LGBT: Living with dementia

2. What is dementia?

Understanding what dementia is can help you to know what to expect. In this section we talk a bit about dementia and some common symptoms.

The word ‘dementia’ describes a set of symptoms that may include memory loss and difficulties with thinking, problem-solving or language, and sometimes changes in mood or behaviour.

These changes are often small to start with, but in dementia they are bad enough to affect your daily life. Common symptoms include having problems with:

■ day-to-day memory – for example, forgetting things that happened recently
■ concentrating, planning or organising – for example, making decisions or carrying out a sequence of tasks, such as cooking a meal
■ language – for example, with following a conversation or finding the right word for something
■ ‘visuospatial’ skills – for example, judging distances and seeing objects in three dimensions
■ orientation – for example, losing track of the day or date, or becoming confused about where you are.

Living with dementia as an LGBT person

No two people are the same, and dementia will affect everyone differently.
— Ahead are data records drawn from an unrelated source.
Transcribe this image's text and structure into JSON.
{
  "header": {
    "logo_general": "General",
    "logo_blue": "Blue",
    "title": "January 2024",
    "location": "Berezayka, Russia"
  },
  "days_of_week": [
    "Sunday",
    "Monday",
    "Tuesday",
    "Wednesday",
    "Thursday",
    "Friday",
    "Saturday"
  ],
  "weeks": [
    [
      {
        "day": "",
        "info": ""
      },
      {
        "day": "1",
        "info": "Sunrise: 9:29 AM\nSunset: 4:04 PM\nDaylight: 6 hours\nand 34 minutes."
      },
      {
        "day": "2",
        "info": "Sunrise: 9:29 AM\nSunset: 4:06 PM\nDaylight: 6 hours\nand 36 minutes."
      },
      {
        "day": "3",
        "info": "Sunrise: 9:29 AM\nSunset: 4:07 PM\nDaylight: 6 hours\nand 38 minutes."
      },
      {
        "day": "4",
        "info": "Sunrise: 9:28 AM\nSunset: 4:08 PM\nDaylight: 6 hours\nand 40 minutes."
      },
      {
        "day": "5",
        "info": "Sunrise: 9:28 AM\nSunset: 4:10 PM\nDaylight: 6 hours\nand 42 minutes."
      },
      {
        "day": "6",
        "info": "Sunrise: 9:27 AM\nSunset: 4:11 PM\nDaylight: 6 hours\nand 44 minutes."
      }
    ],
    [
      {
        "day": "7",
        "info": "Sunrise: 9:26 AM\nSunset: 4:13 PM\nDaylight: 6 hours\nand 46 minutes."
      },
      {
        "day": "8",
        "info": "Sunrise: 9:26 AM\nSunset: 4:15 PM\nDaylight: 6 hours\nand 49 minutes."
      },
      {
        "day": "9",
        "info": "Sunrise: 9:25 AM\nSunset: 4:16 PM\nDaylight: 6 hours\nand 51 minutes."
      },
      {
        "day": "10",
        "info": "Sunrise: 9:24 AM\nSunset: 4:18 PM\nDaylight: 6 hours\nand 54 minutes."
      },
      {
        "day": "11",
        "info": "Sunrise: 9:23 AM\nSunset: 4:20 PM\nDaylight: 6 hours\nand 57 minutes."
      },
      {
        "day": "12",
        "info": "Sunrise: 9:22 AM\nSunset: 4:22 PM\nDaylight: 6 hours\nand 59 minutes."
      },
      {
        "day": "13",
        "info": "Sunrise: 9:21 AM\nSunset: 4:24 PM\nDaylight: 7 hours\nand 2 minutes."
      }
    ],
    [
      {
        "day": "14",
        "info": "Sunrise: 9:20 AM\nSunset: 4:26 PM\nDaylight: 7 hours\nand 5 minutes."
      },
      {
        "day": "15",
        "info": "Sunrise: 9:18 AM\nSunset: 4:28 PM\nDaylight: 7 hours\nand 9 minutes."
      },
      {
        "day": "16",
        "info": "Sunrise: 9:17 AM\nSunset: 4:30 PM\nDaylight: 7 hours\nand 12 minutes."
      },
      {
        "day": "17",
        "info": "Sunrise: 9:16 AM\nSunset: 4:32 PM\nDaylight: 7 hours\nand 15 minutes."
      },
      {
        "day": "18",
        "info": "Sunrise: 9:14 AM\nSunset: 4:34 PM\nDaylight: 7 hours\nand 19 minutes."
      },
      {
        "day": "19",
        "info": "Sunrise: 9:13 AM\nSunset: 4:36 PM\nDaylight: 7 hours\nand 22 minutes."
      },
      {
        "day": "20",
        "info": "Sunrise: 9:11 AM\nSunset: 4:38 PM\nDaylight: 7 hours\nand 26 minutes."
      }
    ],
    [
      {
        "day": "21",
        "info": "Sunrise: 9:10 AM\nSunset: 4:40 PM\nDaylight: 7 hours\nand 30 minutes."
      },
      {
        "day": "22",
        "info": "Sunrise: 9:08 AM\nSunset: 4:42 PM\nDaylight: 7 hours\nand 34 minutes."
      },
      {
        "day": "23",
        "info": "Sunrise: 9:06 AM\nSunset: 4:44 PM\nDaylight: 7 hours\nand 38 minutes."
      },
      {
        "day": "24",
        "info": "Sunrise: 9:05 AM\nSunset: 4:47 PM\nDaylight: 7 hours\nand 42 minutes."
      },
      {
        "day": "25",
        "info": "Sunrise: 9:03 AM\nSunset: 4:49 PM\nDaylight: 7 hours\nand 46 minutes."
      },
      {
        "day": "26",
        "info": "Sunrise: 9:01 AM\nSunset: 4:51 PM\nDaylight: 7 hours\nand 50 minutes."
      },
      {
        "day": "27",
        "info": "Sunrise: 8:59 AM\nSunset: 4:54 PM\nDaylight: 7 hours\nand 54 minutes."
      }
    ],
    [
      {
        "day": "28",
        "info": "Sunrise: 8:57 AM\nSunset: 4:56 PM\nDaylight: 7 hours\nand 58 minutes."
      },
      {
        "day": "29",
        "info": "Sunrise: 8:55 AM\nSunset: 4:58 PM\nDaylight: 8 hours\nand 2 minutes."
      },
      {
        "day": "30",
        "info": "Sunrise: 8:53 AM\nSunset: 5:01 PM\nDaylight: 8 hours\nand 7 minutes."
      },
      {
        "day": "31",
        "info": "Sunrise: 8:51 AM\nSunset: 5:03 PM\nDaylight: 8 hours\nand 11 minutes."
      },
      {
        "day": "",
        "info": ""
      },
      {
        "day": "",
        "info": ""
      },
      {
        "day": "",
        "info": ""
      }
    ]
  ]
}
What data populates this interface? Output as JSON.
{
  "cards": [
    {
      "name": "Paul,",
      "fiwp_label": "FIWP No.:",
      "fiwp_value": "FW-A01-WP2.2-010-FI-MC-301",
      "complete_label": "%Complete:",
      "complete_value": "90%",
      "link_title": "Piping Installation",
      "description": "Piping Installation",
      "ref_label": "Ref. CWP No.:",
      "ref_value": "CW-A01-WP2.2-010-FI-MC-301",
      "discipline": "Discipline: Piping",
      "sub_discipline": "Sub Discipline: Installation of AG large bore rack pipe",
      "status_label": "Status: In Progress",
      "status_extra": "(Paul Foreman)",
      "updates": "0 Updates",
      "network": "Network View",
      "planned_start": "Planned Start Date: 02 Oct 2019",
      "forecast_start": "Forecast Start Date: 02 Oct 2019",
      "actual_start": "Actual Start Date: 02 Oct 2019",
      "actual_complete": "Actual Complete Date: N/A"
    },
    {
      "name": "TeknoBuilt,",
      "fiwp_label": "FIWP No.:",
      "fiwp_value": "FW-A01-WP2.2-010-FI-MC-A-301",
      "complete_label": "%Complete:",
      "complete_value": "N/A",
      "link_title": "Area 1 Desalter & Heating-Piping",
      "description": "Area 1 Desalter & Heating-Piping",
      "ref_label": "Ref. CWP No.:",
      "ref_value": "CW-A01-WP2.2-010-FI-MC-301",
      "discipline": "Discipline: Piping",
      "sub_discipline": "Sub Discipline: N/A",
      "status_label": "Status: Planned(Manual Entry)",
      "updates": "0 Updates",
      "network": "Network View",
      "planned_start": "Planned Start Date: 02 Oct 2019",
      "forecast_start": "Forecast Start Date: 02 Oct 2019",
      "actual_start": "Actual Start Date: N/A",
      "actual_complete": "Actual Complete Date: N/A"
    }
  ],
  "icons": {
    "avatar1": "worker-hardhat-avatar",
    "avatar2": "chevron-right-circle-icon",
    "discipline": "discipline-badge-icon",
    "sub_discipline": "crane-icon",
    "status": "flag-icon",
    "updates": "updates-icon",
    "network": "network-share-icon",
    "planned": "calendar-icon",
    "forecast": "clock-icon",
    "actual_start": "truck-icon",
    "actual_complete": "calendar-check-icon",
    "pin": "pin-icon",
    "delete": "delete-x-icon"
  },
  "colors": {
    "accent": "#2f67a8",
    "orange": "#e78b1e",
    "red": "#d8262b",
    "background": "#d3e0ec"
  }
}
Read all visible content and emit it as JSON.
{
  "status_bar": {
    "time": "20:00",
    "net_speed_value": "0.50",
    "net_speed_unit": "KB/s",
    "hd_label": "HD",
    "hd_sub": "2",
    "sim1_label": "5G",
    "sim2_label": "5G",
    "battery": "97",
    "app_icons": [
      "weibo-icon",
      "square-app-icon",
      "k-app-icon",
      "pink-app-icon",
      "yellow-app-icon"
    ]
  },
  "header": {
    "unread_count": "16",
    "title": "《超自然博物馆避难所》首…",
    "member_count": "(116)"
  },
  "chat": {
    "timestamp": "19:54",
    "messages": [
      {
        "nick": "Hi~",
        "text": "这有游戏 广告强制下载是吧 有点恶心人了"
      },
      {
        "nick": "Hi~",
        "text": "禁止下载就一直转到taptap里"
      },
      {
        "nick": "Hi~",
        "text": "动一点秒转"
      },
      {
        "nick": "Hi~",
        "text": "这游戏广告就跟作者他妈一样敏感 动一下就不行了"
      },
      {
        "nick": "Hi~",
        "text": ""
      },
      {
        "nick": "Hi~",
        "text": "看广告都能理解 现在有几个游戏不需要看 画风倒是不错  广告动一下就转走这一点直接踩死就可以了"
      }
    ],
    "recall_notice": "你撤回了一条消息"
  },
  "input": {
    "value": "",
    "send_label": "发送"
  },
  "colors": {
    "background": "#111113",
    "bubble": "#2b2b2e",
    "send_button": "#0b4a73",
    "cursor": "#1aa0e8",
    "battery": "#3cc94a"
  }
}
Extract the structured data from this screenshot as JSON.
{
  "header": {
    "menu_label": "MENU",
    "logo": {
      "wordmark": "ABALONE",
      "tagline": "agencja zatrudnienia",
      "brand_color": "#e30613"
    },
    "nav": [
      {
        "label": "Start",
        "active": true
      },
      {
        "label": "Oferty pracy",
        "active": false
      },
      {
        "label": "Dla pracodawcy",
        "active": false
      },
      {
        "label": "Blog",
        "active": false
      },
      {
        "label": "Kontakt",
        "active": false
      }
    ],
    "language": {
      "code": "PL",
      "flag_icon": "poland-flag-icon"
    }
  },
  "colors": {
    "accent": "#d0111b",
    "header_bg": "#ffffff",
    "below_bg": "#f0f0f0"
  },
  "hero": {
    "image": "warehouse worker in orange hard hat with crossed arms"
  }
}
This is partly down to your diagnosis and partly down to your personality, situation, past experiences and the support you get.

Some of the symptoms of dementia may have particular implications for LGBT people. This could be because of changes you have experienced in your past, or because of things you have to think about on a day-to-day basis. For example, memory problems might make it harder for you to remember who you have told about your sexual orientation or gender identity.

Dementia is a progressive condition. This means that the symptoms get worse over time. As your condition progresses you will find it harder to manage day-to-day things and you will need more help and support. Planning ahead can help you prepare for this, and there may be some specific things to think about if you are lesbian, gay, bisexual or trans. For example, getting a Gender recognition certificate or giving your partner the ability to make decisions on your behalf.

You may also want different things from the kinds of services and support you need. For example, you may look to the LGBT community for support, or want services that are inclusive and understand that your identity is important to who you are and don’t just treat you ‘the same as everyone else’. We discuss all of these in the following pages.